Just how long can organic colours survive for? A new study claims they have survived for a whopping 1.1 billion years, more than 600 million years longer than previous similar discoveries.1 They have found intact porphyrins, ring molecules that are important components of many biological pigments, including hemoglobin and chlorophyll.
These porphyrins, from chlorophyll produced by cyanobacteria (formerly known as blue-green algae), were extracted from marine black shales in the Taoudeni Basin, Mauritania, Northwest Africa. These shales are well known for containing microbial mats full of fossil cyanobacteria.2
The rocks were crushed to powder and the molecules extracted and examined, revealing their pigmentation. In their concentrated form they now range from blood red to deep purple, but when diluted display a neon pink colouration.

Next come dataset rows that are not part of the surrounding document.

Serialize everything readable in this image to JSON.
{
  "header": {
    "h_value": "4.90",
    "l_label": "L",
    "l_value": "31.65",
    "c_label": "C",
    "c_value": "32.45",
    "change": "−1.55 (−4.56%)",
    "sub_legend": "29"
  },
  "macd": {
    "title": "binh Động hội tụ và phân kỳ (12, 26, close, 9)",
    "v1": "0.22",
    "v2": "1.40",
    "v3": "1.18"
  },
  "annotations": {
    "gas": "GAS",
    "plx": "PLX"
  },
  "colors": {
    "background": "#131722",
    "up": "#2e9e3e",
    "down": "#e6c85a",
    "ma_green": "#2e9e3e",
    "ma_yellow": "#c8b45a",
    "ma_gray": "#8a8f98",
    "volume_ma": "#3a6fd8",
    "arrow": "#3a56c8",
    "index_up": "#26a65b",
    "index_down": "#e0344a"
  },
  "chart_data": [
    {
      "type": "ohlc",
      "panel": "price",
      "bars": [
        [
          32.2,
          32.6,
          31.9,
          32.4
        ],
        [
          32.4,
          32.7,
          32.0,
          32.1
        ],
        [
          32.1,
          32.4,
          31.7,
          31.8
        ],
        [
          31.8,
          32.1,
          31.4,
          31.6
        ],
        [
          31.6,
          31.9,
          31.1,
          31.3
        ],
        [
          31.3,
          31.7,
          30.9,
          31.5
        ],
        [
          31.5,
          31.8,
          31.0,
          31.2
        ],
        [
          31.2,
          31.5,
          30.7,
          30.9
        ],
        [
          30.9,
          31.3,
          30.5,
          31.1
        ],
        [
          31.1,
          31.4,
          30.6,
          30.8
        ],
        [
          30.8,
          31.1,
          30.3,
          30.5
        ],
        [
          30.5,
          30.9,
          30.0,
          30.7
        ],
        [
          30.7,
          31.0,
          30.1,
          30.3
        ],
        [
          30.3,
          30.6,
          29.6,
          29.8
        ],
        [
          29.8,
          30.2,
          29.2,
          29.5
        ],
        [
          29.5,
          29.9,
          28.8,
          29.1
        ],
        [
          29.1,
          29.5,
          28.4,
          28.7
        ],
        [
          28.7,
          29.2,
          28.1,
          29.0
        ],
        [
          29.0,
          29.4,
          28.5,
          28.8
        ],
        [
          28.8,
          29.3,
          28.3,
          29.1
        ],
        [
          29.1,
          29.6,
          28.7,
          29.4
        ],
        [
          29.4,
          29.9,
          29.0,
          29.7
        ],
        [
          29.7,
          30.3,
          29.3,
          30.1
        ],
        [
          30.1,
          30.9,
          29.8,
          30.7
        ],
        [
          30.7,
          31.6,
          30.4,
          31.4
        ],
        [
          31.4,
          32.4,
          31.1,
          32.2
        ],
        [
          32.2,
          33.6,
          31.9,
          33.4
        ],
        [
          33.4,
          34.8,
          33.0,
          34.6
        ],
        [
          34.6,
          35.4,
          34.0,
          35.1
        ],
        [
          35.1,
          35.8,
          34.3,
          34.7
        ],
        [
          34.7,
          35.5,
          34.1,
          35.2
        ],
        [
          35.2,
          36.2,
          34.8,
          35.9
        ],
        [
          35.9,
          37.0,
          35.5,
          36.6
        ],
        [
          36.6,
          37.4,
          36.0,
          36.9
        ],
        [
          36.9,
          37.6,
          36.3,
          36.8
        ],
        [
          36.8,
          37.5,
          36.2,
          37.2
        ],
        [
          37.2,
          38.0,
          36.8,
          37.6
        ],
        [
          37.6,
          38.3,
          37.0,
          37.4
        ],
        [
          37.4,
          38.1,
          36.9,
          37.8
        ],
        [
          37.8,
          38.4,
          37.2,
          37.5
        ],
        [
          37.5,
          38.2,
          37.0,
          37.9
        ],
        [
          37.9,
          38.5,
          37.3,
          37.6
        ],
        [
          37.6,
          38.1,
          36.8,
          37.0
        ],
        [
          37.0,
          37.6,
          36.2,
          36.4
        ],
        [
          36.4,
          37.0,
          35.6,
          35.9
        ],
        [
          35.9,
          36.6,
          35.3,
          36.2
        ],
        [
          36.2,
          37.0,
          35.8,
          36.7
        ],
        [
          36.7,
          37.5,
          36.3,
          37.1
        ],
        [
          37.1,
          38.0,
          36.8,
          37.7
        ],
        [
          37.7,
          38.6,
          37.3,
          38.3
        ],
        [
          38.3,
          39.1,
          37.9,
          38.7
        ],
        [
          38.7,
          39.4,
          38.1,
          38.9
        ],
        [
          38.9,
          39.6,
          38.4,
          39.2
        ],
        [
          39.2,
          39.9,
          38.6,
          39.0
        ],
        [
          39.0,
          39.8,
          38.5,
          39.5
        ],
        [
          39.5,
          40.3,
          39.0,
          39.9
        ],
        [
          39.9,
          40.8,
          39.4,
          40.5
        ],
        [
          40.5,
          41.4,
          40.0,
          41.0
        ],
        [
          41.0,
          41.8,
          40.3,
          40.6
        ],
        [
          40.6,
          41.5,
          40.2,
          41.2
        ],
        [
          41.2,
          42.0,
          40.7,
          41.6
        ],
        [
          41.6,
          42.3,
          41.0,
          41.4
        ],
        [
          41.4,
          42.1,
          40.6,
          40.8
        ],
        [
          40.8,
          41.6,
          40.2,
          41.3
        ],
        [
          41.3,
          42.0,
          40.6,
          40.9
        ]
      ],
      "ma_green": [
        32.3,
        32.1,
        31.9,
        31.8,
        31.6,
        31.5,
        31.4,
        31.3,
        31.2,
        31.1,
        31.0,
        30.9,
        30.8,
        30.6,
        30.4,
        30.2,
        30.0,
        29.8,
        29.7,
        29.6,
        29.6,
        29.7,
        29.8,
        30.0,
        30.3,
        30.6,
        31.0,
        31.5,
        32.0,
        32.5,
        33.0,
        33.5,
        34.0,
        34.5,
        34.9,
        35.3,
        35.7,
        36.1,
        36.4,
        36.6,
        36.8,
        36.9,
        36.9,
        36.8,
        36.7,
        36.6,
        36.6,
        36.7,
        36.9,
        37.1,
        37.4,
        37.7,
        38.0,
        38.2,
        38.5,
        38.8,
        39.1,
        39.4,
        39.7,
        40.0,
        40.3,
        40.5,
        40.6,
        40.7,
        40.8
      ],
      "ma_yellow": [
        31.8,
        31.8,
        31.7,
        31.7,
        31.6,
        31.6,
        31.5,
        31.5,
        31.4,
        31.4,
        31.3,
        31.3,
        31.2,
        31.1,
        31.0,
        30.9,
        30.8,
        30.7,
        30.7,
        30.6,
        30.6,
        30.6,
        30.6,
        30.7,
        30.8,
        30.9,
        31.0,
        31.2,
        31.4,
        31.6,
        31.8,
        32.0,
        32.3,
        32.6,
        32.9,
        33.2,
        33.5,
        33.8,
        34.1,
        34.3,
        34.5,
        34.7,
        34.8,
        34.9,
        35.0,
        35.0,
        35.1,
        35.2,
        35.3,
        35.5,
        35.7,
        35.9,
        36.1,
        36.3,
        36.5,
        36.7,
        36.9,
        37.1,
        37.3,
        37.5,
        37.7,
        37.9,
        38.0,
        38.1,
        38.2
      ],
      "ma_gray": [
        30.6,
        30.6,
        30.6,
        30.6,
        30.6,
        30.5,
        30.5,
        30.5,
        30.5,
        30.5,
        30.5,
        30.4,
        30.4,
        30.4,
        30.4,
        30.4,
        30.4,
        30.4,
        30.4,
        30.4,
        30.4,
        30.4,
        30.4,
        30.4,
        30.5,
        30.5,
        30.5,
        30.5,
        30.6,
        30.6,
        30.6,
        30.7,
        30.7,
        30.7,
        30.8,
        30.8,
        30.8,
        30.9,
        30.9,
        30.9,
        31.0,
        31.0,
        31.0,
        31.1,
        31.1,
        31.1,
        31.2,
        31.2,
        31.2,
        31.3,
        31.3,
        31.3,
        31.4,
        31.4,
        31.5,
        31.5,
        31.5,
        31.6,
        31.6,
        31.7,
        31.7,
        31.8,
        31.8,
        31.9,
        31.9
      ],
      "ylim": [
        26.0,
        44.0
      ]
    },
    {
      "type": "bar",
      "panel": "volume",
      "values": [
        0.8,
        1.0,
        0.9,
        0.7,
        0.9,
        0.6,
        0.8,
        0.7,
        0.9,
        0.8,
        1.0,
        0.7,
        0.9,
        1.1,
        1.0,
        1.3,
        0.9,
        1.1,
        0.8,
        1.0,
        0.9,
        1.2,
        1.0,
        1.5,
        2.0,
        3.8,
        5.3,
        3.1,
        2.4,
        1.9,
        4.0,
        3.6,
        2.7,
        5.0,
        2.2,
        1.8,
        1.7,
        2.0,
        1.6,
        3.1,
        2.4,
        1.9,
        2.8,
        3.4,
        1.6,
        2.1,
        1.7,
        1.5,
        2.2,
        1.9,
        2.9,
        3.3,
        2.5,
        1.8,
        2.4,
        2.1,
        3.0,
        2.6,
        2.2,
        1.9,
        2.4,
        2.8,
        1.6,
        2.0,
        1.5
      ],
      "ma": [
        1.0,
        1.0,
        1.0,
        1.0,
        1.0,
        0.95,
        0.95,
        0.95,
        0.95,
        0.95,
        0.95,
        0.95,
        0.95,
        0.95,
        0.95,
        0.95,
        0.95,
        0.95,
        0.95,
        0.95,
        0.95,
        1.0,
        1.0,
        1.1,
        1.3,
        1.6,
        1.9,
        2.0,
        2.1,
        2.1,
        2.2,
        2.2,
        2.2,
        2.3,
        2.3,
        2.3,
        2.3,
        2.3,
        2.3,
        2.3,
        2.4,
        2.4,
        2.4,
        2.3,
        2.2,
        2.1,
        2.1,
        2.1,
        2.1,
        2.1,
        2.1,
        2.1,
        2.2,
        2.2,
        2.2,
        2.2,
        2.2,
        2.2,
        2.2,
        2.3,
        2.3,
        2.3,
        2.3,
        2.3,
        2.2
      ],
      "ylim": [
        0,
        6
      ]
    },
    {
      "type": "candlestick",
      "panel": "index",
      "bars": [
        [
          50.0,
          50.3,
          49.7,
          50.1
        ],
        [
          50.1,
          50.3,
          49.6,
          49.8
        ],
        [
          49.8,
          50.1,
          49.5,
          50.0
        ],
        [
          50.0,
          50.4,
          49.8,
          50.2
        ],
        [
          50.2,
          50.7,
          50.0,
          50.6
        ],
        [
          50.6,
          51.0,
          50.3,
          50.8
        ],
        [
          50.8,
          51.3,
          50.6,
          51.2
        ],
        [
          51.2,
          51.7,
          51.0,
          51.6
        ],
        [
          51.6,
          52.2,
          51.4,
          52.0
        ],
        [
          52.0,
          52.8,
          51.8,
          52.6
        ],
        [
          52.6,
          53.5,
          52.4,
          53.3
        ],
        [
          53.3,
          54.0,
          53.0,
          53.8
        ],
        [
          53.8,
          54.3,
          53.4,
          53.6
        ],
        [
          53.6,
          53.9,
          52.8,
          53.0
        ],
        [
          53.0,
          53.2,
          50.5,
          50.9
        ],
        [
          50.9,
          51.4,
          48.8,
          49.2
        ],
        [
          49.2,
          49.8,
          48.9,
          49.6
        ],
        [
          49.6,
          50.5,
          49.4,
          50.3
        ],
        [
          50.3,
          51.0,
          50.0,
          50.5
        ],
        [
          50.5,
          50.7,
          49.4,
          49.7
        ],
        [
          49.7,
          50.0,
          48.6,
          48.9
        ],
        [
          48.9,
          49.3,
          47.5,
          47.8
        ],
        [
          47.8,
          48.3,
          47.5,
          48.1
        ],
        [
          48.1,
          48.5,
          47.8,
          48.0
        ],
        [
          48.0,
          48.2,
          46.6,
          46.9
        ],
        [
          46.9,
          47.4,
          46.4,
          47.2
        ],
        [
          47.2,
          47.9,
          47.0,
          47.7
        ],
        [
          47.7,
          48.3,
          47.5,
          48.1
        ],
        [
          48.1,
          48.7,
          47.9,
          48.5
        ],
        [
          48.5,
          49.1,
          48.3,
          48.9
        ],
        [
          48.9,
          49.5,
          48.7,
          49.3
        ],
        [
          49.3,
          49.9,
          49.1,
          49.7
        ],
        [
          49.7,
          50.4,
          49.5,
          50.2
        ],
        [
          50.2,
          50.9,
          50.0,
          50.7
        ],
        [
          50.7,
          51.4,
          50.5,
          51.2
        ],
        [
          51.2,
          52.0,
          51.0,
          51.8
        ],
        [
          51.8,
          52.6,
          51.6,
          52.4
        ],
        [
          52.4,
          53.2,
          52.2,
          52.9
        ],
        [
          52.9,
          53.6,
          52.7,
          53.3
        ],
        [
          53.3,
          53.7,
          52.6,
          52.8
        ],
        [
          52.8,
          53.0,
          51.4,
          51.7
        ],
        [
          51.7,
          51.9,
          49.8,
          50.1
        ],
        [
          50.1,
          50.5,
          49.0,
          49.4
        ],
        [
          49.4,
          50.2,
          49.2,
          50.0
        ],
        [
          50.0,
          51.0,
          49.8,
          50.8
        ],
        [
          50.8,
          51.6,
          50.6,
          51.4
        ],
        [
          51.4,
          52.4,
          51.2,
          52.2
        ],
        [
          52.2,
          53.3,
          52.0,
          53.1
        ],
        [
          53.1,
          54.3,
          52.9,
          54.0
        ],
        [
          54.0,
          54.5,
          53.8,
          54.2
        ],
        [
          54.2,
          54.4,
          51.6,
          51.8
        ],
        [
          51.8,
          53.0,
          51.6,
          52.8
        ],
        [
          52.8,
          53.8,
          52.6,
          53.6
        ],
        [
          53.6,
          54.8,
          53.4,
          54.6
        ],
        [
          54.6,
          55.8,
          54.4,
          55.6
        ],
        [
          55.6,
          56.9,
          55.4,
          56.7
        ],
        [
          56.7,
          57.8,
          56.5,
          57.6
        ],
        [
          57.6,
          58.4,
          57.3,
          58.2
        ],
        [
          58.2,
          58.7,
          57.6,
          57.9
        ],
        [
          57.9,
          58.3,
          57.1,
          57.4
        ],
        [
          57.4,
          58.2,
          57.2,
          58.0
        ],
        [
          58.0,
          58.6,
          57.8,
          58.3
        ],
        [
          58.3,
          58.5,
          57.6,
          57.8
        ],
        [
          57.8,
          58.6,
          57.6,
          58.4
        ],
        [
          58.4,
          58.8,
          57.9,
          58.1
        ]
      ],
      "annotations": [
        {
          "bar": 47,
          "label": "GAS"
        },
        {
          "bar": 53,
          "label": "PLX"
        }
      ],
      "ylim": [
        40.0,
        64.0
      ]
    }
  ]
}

The pigment would have actually appeared blue-green to the human eye originally, due to a magnesium ion in the porphyrin ring, which enables photosynthesis. The magnesium is quite loosely bound, and after a creature dies and is buried in sediment, it can readily be replaced by a different metal ion. If this is nickel, the colour becomes blood-red; if vanadium, purple, which becomes pink if diluted.3
Dr Jochen Brocks, one of the paper’s authors, said that when his student discovered the colours, he was initially in a state of disbelief.
“I remember I heard this screaming in the lab,” he said. “She came running into my office and said, ‘Look at this,’ and she had this bright pink stuff.” … Asked how he felt when he realised they had discovered the world’s oldest colours, Brocks said, “My first thought was just ‘wow’. I was just awestruck that these molecules can survive for such a long time”.4
Their assumed ‘age’ comes from being found in what is called Precambrian strata, at the bottom of the ‘geological column’ construct. Biblical creationists differ as to whether particular Precambrian rocks were Pre-Flood or Flood,5 but all agree they are only thousands of years old. Given the physico-chemical laws of decomposition of such porphyrins, their survival to the present is plausible in a biblical framework. But for them to be the claimed 1.1 billion years old stretches their survival into the realms of the impossible.
References and notes
- Gueneli, N. et al., 1.1-billion-year-old porphyrins establish a marine ecosystem dominated by bacterial producers, PNAS, 9 July 2018 | doi:10.1073/pnas.1803866115. Return to text.
- Beghin, J. et al., A palaeoecological model for the late Mesoproterozoic–early Neoproterozoic Atar/ Mreïti Group, Taoudeni Basin, Mauritania, northwestern Africa, Precambrian Research, 299:1– 4, 2017| doi:10.1016/j.precamres.2017.07.016. Return to text.
- Brocks, J., paleogeochemist at Australian National University, cited in Choi, C, World’s Oldest Colors Shed Light On Ancient Life, blogs.discovermagazine.com, 11 July 2018. Return to text.
- Henriques-Gomes, L., Scientists discover world’s oldest colour – bright pink, theguardian.com, 9 July 2018. Return to text.
- See Dickens, H. and Snelling, A.A., Precambrian geology and the Bible: a harmony, J. Creation 22(1):65–72, 2008, creation.com/precambrian. Return to text.